Below are some records; find each line that carries the word "icon" and copy it.

Given records
——
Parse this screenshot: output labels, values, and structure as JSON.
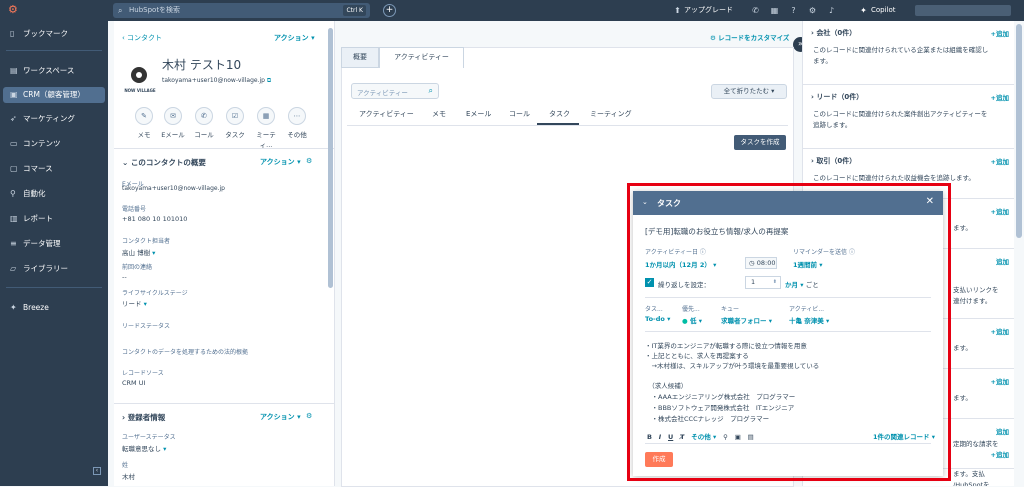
{
  "topbar": {
    "search_placeholder": "HubSpotを検索",
    "search_shortcut": "Ctrl K",
    "upgrade_label": "アップグレード",
    "copilot_label": "Copilot"
  },
  "sidebar": {
    "items": [
      {
        "label": "ブックマーク",
        "icon": "bookmark-icon"
      },
      {
        "label": "ワークスペース",
        "icon": "workspace-icon"
      },
      {
        "label": "CRM（顧客管理）",
        "icon": "crm-icon"
      },
      {
        "label": "マーケティング",
        "icon": "marketing-icon"
      },
      {
        "label": "コンテンツ",
        "icon": "content-icon"
      },
      {
        "label": "コマース",
        "icon": "commerce-icon"
      },
      {
        "label": "自動化",
        "icon": "automation-icon"
      },
      {
        "label": "レポート",
        "icon": "report-icon"
      },
      {
        "label": "データ管理",
        "icon": "data-icon"
      },
      {
        "label": "ライブラリー",
        "icon": "library-icon"
      },
      {
        "label": "Breeze",
        "icon": "breeze-icon"
      }
    ]
  },
  "contact": {
    "back_label": "コンタクト",
    "actions_label": "アクション",
    "logo_text": "NOW VILLAGE",
    "name": "木村 テスト10",
    "email": "takoyama+user10@now-village.jp",
    "activity_buttons": [
      "メモ",
      "Eメール",
      "コール",
      "タスク",
      "ミーティ...",
      "その他"
    ],
    "summary_title": "このコンタクトの概要",
    "summary_actions": "アクション",
    "fields": [
      {
        "label": "Eメール",
        "value": "takoyama+user10@now-village.jp"
      },
      {
        "label": "電話番号",
        "value": "+81 080 10 101010"
      },
      {
        "label": "コンタクト担当者",
        "value": "高山 博樹"
      },
      {
        "label": "前回の連絡",
        "value": "--"
      },
      {
        "label": "ライフサイクルステージ",
        "value": "リード"
      },
      {
        "label": "リードステータス",
        "value": ""
      },
      {
        "label": "コンタクトのデータを処理するための法的根拠",
        "value": ""
      },
      {
        "label": "レコードソース",
        "value": "CRM UI"
      }
    ],
    "registrant_title": "登録者情報",
    "registrant_actions": "アクション",
    "registrant_fields": [
      {
        "label": "ユーザーステータス",
        "value": "転職意思なし"
      },
      {
        "label": "姓",
        "value": "木村"
      }
    ]
  },
  "center": {
    "customize_label": "レコードをカスタマイズ",
    "tabs": [
      "概要",
      "アクティビティー"
    ],
    "activity_search_placeholder": "アクティビティー",
    "collapse_all": "全て折りたたむ",
    "filter_tabs": [
      "アクティビティー",
      "メモ",
      "Eメール",
      "コール",
      "タスク",
      "ミーティング"
    ],
    "create_task_button": "タスクを作成"
  },
  "right_panel": {
    "sections": [
      {
        "title": "会社（0件）",
        "add": "+追加",
        "text": "このレコードに関連付けられている企業または組織を確認します。"
      },
      {
        "title": "リード（0件）",
        "add": "+追加",
        "text": "このレコードに関連付けられた案件創出アクティビティーを追跡します。"
      },
      {
        "title": "取引（0件）",
        "add": "+追加",
        "text": "このレコードに関連付けられた収益機会を追跡します。"
      },
      {
        "title": "",
        "add": "+追加",
        "text": "ます。"
      },
      {
        "title": "",
        "add": "追加",
        "text": "支払いリンクを\n連付けます。"
      },
      {
        "title": "",
        "add": "+追加",
        "text": "ます。"
      },
      {
        "title": "",
        "add": "+追加",
        "text": "ます。"
      },
      {
        "title": "",
        "add": "追加",
        "text": "定期的な請求を"
      },
      {
        "title": "",
        "add": "+追加",
        "text": "ます。支払\n/HubSpotを\n追跡します。"
      }
    ]
  },
  "task_modal": {
    "header": "タスク",
    "title": "[デモ用]転職のお役立ち情報/求人の再提案",
    "date_label": "アクティビティー日",
    "date_value": "1か月以内（12月 2）",
    "time_value": "08:00",
    "reminder_label": "リマインダーを送信",
    "reminder_value": "1週間前",
    "repeat_label": "繰り返しを設定：",
    "repeat_count": "1",
    "repeat_unit": "か月",
    "repeat_suffix": "ごと",
    "type_label": "タス...",
    "type_value": "To-do",
    "priority_label": "優先...",
    "priority_value": "低",
    "queue_label": "キュー",
    "queue_value": "求職者フォロー",
    "assignee_label": "アクティビ...",
    "assignee_value": "十亀 奈津美",
    "body_lines": [
      "・IT業界のエンジニアが転職する際に役立つ情報を用意",
      "・上記とともに、求人を再提案する",
      "　→木村様は、スキルアップが叶う環境を最重要視している",
      "",
      "　（求人候補）",
      "　・AAAエンジニアリング株式会社　プログラマー",
      "　・BBBソフトウェア開発株式会社　ITエンジニア",
      "　・株式会社CCCナレッジ　プログラマー"
    ],
    "toolbar_more": "その他",
    "associated_records": "1件の関連レコード",
    "create_button": "作成"
  },
  "colors": {
    "nav_bg": "#2d3e50",
    "accent": "#0091ae",
    "brand_orange": "#ff7a59",
    "highlight_border": "#e60012"
  }
}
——
Worked solution
        "icon": "bookmark-icon"
        "icon": "workspace-icon"
        "icon": "crm-icon"
        "icon": "marketing-icon"
        "icon": "content-icon"
        "icon": "commerce-icon"
        "icon": "automation-icon"
        "icon": "report-icon"
        "icon": "data-icon"
        "icon": "library-icon"
        "icon": "breeze-icon"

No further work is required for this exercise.